Footnote Reveals That The San Bernardino Health Dept. Reset Syed Farook's Password, Which Is Why We're Now In This Mess
from the well,-that's-interesting dept
We already discussed the many issues with the DOJ’s motion to compel Apple to create a backdoor to let them brute force the passcode on Syed Farook’s iPhone. However, eagle-eyed Chris Soghoian caught something especially interesting in a footnote. Footnote 7, on page 18 details four possible ways that Apple and the FBI had previously discussed accessing the content on the device without having to undermine the basic security system of the iPhone, and one of them only failed because Farook’s employers reset the password after the attacks, in an attempt to get into the device.
… to attempt an auto-backup of the SUBJECT DEVICE with the related iCloud account (which would not work in this cases because neither the owner nor the government knew the password to the iCloud account and the owner, in an attempt to gain access to some information in the hours after the attack, was able to reset the password remotely, but that had the effect of eliminating the possibility of an auto-backup).
The “owner” of course, being the San Bernardino Health Department, who employed Farook and gave him the phone. Basically, what this is saying is that if the password hadn’t been reset, it would have been possible to try to connect the phone to a “trusted” network, and force an automatic backup to iCloud — which (as has been previously noted) was available to the FBI. But by “changing” the password, apparently that option went away.
In other words, the San Bernardino Health Dept may have been the ones who really mucked things up for the FBI. But, of course, to be honest, the FBI is probably kind of happy about that. At this point, very few people honestly believe that there’s anything of much value on that phone.
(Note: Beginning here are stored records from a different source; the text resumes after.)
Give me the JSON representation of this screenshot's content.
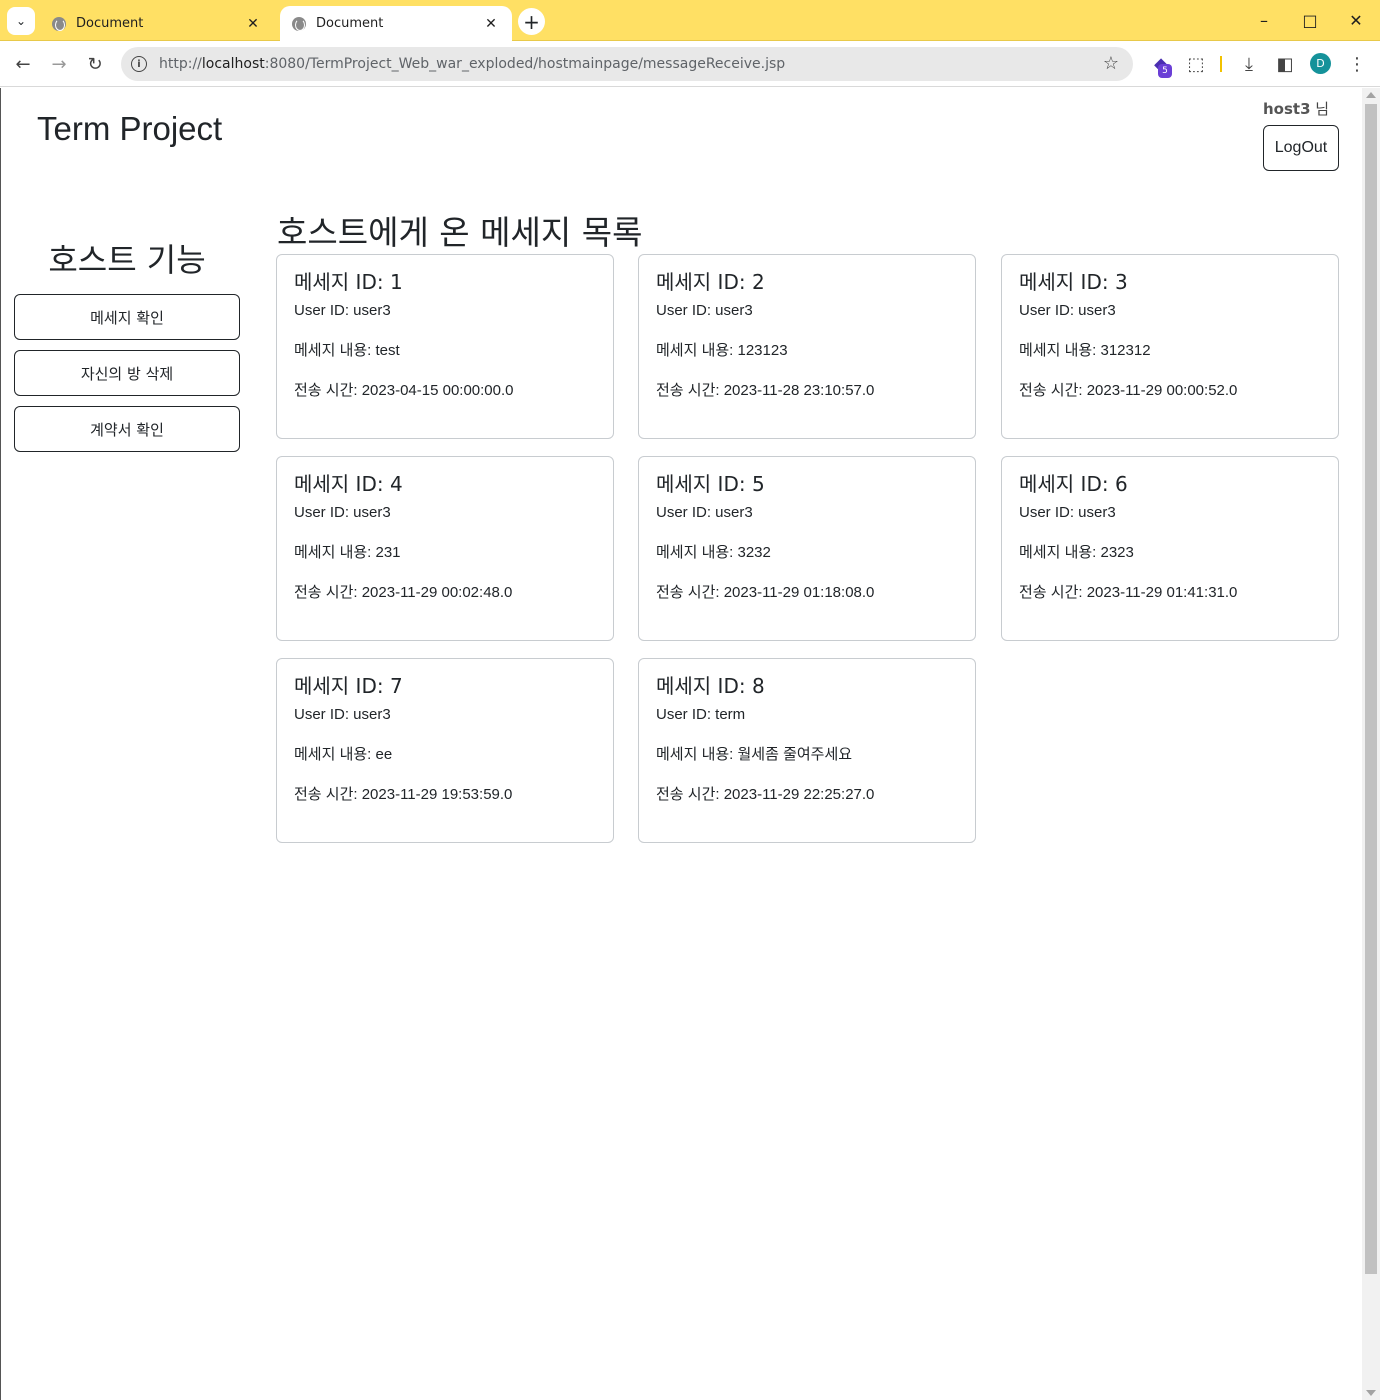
{
  "browser": {
    "tabs": [
      {
        "title": "Document",
        "active": false
      },
      {
        "title": "Document",
        "active": true
      }
    ],
    "url_prefix": "http://",
    "url_host": "localhost",
    "url_rest": ":8080/TermProject_Web_war_exploded/hostmainpage/messageReceive.jsp",
    "profile_initial": "D",
    "extension_badge": "5"
  },
  "header": {
    "brand": "Term Project",
    "username": "host3",
    "username_suffix": " 님",
    "logout_label": "LogOut"
  },
  "sidebar": {
    "title": "호스트 기능",
    "items": [
      {
        "label": "메세지 확인"
      },
      {
        "label": "자신의 방 삭제"
      },
      {
        "label": "계약서 확인"
      }
    ]
  },
  "main": {
    "title": "호스트에게 온 메세지 목록",
    "messages": [
      {
        "title": "메세지 ID: 1",
        "user": "User ID: user3",
        "content": "메세지 내용: test",
        "time": "전송 시간: 2023-04-15 00:00:00.0"
      },
      {
        "title": "메세지 ID: 2",
        "user": "User ID: user3",
        "content": "메세지 내용: 123123",
        "time": "전송 시간: 2023-11-28 23:10:57.0"
      },
      {
        "title": "메세지 ID: 3",
        "user": "User ID: user3",
        "content": "메세지 내용: 312312",
        "time": "전송 시간: 2023-11-29 00:00:52.0"
      },
      {
        "title": "메세지 ID: 4",
        "user": "User ID: user3",
        "content": "메세지 내용: 231",
        "time": "전송 시간: 2023-11-29 00:02:48.0"
      },
      {
        "title": "메세지 ID: 5",
        "user": "User ID: user3",
        "content": "메세지 내용: 3232",
        "time": "전송 시간: 2023-11-29 01:18:08.0"
      },
      {
        "title": "메세지 ID: 6",
        "user": "User ID: user3",
        "content": "메세지 내용: 2323",
        "time": "전송 시간: 2023-11-29 01:41:31.0"
      },
      {
        "title": "메세지 ID: 7",
        "user": "User ID: user3",
        "content": "메세지 내용: ee",
        "time": "전송 시간: 2023-11-29 19:53:59.0"
      },
      {
        "title": "메세지 ID: 8",
        "user": "User ID: term",
        "content": "메세지 내용: 월세좀 줄여주세요",
        "time": "전송 시간: 2023-11-29 22:25:27.0"
      }
    ]
  }
}
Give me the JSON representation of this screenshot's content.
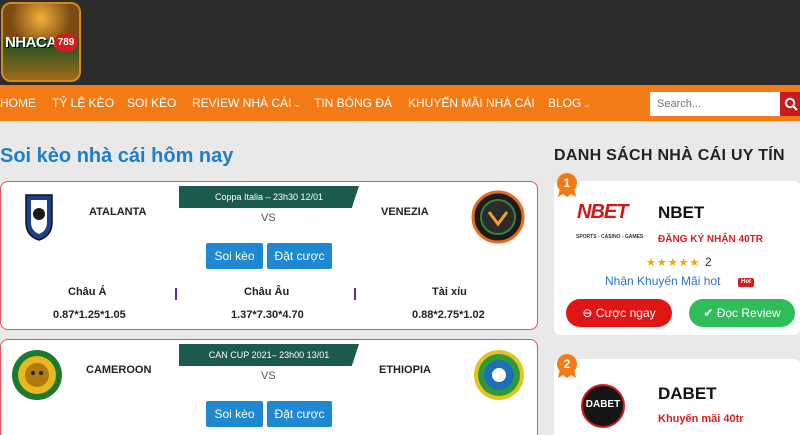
{
  "header": {
    "logo_text": "NHACAI",
    "logo_number": "789"
  },
  "nav": {
    "items": [
      "HOME",
      "TỶ LỆ KÈO",
      "SOI KÈO",
      "REVIEW NHÀ CÁI",
      "TIN BÓNG ĐÁ",
      "KHUYẾN MÃI NHÀ CÁI",
      "BLOG"
    ],
    "search_placeholder": "Search..."
  },
  "main": {
    "title": "Soi kèo nhà cái hôm nay",
    "matches": [
      {
        "competition": "Coppa Italia – 23h30 12/01",
        "home": "ATALANTA",
        "away": "VENEZIA",
        "vs": "VS",
        "btn_soikeo": "Soi kèo",
        "btn_datcuoc": "Đặt cược",
        "odds_labels": [
          "Châu Á",
          "Châu Âu",
          "Tài xỉu"
        ],
        "odds_values": [
          "0.87*1.25*1.05",
          "1.37*7.30*4.70",
          "0.88*2.75*1.02"
        ]
      },
      {
        "competition": "CAN CUP 2021– 23h00 13/01",
        "home": "CAMEROON",
        "away": "ETHIOPIA",
        "vs": "VS",
        "btn_soikeo": "Soi kèo",
        "btn_datcuoc": "Đặt cược"
      }
    ]
  },
  "sidebar": {
    "title": "DANH SÁCH NHÀ CÁI UY TÍN",
    "cards": [
      {
        "rank": "1",
        "name": "NBET",
        "logo_text": "NBET",
        "logo_sub": "SPORTS - CASINO - GAMES",
        "subtitle": "ĐĂNG KÝ NHẬN 40TR",
        "stars": "★★★★★",
        "rating": "2",
        "promo": "Nhận Khuyến Mãi hot",
        "hot_badge": "Hot",
        "btn_bet": "Cược ngay",
        "btn_review": "Đọc Review"
      },
      {
        "rank": "2",
        "name": "DABET",
        "logo_text": "DABET",
        "subtitle": "Khuyến mãi 40tr"
      }
    ]
  },
  "colors": {
    "nav_bg": "#f47a16",
    "title_blue": "#1f7ec9",
    "button_blue": "#1e88d2",
    "bet_red": "#e01616",
    "review_green": "#2ebd59",
    "banner_green": "#1d5a4e"
  }
}
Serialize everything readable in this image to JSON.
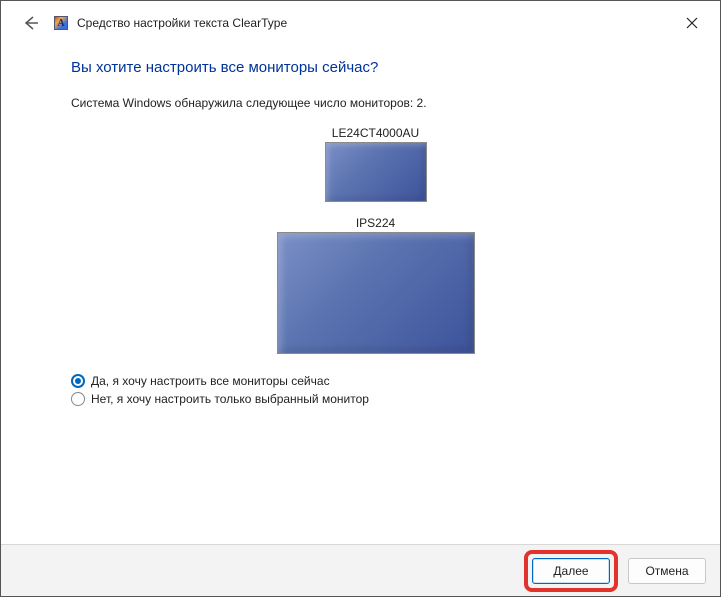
{
  "window": {
    "title": "Средство настройки текста ClearType"
  },
  "page": {
    "heading": "Вы хотите настроить все мониторы сейчас?",
    "subtext": "Система Windows обнаружила следующее число мониторов: 2."
  },
  "monitors": [
    {
      "name": "LE24CT4000AU"
    },
    {
      "name": "IPS224"
    }
  ],
  "radios": {
    "option1": "Да, я хочу настроить все мониторы сейчас",
    "option2": "Нет, я хочу настроить только выбранный монитор",
    "selected": 0
  },
  "footer": {
    "next": "Далее",
    "cancel": "Отмена"
  }
}
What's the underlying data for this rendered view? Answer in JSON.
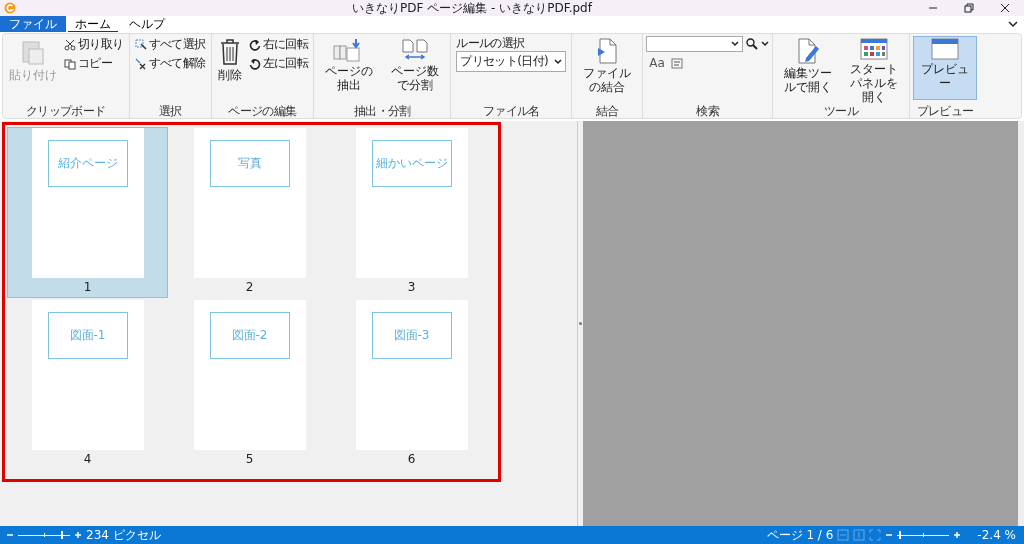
{
  "window": {
    "title": "いきなりPDF ページ編集 - いきなりPDF.pdf"
  },
  "menu_tabs": [
    {
      "label": "ファイル",
      "kind": "file",
      "selected": false
    },
    {
      "label": "ホーム",
      "kind": "tab",
      "selected": true
    },
    {
      "label": "ヘルプ",
      "kind": "tab",
      "selected": false
    }
  ],
  "ribbon": [
    {
      "label": "クリップボード",
      "items": [
        {
          "kind": "large",
          "label": "貼り付け",
          "disabled": true
        },
        {
          "kind": "small",
          "label": "切り取り",
          "disabled": false
        },
        {
          "kind": "small",
          "label": "コピー",
          "disabled": false
        }
      ]
    },
    {
      "label": "選択",
      "items": [
        {
          "kind": "small",
          "label": "すべて選択",
          "disabled": false
        },
        {
          "kind": "small",
          "label": "すべて解除",
          "disabled": false
        }
      ]
    },
    {
      "label": "ページの編集",
      "items": [
        {
          "kind": "large",
          "label": "削除",
          "disabled": false
        },
        {
          "kind": "small",
          "label": "右に回転",
          "disabled": false
        },
        {
          "kind": "small",
          "label": "左に回転",
          "disabled": false
        }
      ]
    },
    {
      "label": "抽出・分割",
      "items": [
        {
          "kind": "large",
          "label": "ページの抽出",
          "disabled": false
        },
        {
          "kind": "large",
          "label": "ページ数で分割",
          "disabled": false
        }
      ]
    },
    {
      "label": "ファイル名",
      "items": [
        {
          "kind": "select",
          "label": "ルールの選択",
          "value": "プリセット(日付)",
          "disabled": false
        }
      ]
    },
    {
      "label": "結合",
      "items": [
        {
          "kind": "large",
          "label": "ファイルの結合",
          "disabled": false
        }
      ]
    },
    {
      "label": "検索",
      "items": [
        {
          "kind": "search",
          "label": "Aa",
          "disabled": false
        }
      ]
    },
    {
      "label": "ツール",
      "items": [
        {
          "kind": "large",
          "label": "編集ツールで開く",
          "disabled": false
        },
        {
          "kind": "large",
          "label": "スタートパネルを開く",
          "disabled": false
        }
      ]
    },
    {
      "label": "プレビュー",
      "items": [
        {
          "kind": "large",
          "label": "プレビュー",
          "disabled": false,
          "selected": true
        }
      ]
    }
  ],
  "pages": [
    {
      "number": "1",
      "heading": "紹介ページ",
      "selected": true
    },
    {
      "number": "2",
      "heading": "写真",
      "selected": false
    },
    {
      "number": "3",
      "heading": "細かいページ",
      "selected": false
    },
    {
      "number": "4",
      "heading": "図面-1",
      "selected": false
    },
    {
      "number": "5",
      "heading": "図面-2",
      "selected": false
    },
    {
      "number": "6",
      "heading": "図面-3",
      "selected": false
    }
  ],
  "status_bar": {
    "thumb_slider": {
      "level": 0.85
    },
    "thumb_size": "234 ピクセル",
    "page": "ページ 1 / 6",
    "zoom_slider": {
      "level": 0.05
    },
    "zoom": "-2.4 %"
  }
}
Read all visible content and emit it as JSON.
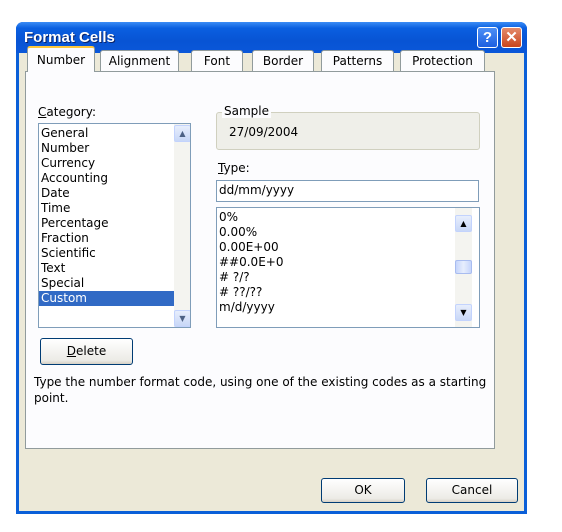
{
  "window": {
    "title": "Format Cells",
    "help_glyph": "?",
    "close_glyph": "✕"
  },
  "tabs": [
    {
      "label": "Number",
      "active": true
    },
    {
      "label": "Alignment",
      "active": false
    },
    {
      "label": "Font",
      "active": false
    },
    {
      "label": "Border",
      "active": false
    },
    {
      "label": "Patterns",
      "active": false
    },
    {
      "label": "Protection",
      "active": false
    }
  ],
  "category": {
    "label_accel": "C",
    "label_rest": "ategory:",
    "items": [
      "General",
      "Number",
      "Currency",
      "Accounting",
      "Date",
      "Time",
      "Percentage",
      "Fraction",
      "Scientific",
      "Text",
      "Special",
      "Custom"
    ],
    "selected": "Custom"
  },
  "sample": {
    "label": "Sample",
    "value": "27/09/2004"
  },
  "type": {
    "label_accel": "T",
    "label_rest": "ype:",
    "value": "dd/mm/yyyy",
    "list": [
      "0%",
      "0.00%",
      "0.00E+00",
      "##0.0E+0",
      "# ?/?",
      "# ??/??",
      "m/d/yyyy"
    ]
  },
  "delete_button": {
    "accel": "D",
    "rest": "elete"
  },
  "description": "Type the number format code, using one of the existing codes as a starting point.",
  "footer": {
    "ok": "OK",
    "cancel": "Cancel"
  },
  "icons": {
    "scroll_up": "up-arrow-icon",
    "scroll_down": "down-arrow-icon"
  }
}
But this situation allows the FBI to present the most sympathetic case it probably can to try to force backdoors onto tech companies.